Way back, in the social studies class in the old country, the textbook had a photograph of a car driving through a huge tree in California. I bet I am not the only one from my class, from my school, who thought it would be cool to look at the tree in real life.
There are plenty of things we read about, hear about, that pique our curiosity. But, not always are we able to follow-up on everything. It is perhaps a good thing that we forget--else, our lives will be filled with disappointment after disappointment.
I never forgot about this tree. When I came to California decades ago, I learnt that the drive through tree was in Yosemite, but that the tree fell years ago. But that there were private ones.
Years went by. I left California.
You see, many things in life require us to make them happen. Rarely do they automatically happen. This time, on the way back from California, I knew was going to make it to to a drive-through tree. I knew it because I was going to take the coastal route.
Sure enough, there were signs. I exited.
"Is it a busy day?" I asked the woman at the counter as I handed her five dollars for the entrance fee.
A busy day it was.

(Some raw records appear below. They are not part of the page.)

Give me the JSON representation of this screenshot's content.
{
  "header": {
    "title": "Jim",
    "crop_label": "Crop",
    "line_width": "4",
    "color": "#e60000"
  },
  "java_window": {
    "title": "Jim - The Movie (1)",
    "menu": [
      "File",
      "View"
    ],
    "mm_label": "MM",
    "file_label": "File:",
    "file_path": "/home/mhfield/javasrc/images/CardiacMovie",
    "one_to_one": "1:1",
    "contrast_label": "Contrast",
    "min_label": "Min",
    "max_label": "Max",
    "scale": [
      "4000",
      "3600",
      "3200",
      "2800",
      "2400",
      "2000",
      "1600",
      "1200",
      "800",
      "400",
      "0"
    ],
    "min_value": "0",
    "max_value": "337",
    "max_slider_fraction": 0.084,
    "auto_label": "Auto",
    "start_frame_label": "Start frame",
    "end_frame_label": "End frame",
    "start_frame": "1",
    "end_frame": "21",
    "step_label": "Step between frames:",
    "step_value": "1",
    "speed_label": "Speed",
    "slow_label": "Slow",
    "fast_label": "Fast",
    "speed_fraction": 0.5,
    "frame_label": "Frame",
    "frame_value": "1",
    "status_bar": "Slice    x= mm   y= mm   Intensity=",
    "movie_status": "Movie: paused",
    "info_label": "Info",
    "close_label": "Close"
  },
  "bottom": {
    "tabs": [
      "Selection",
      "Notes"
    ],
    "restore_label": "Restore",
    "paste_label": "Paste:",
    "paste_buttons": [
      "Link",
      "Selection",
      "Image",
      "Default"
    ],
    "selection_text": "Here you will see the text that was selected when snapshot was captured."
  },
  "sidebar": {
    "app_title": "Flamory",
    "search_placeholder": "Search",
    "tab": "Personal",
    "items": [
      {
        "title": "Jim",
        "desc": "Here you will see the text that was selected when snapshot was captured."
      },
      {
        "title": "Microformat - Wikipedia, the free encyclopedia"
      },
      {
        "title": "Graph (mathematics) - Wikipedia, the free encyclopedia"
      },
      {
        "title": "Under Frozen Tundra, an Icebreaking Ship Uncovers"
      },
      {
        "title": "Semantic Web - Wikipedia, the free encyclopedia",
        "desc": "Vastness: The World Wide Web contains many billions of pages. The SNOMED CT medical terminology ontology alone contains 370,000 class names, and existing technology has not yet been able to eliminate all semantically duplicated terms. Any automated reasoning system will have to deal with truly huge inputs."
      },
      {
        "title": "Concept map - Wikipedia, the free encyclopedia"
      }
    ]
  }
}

The drive through the tree itself is what America is about. An entrepreneurial mind cooks up an idea and then sells it. We suckers fall for it, and give those creative minds our wallets. "Build a better mousetrap, and the world will beat a path to your door" they say; we surely do drive the path to that doorway hollowed out in a tree.
And then there it was.
Soon that excitement was over, and I continued on.
I drove through the Avenue of the Giants. I could begin to understand why Rockefeller donated the money to save the trees after his visit a century ago. I stopped every few minutes to take it all in.
When I was parked at one place, I thought my vehicle deserved a thanks as well, inanimate it might be. A 140-horse chariot that did not exist when I was a kid who read about the drive-through tree in a faraway place called California.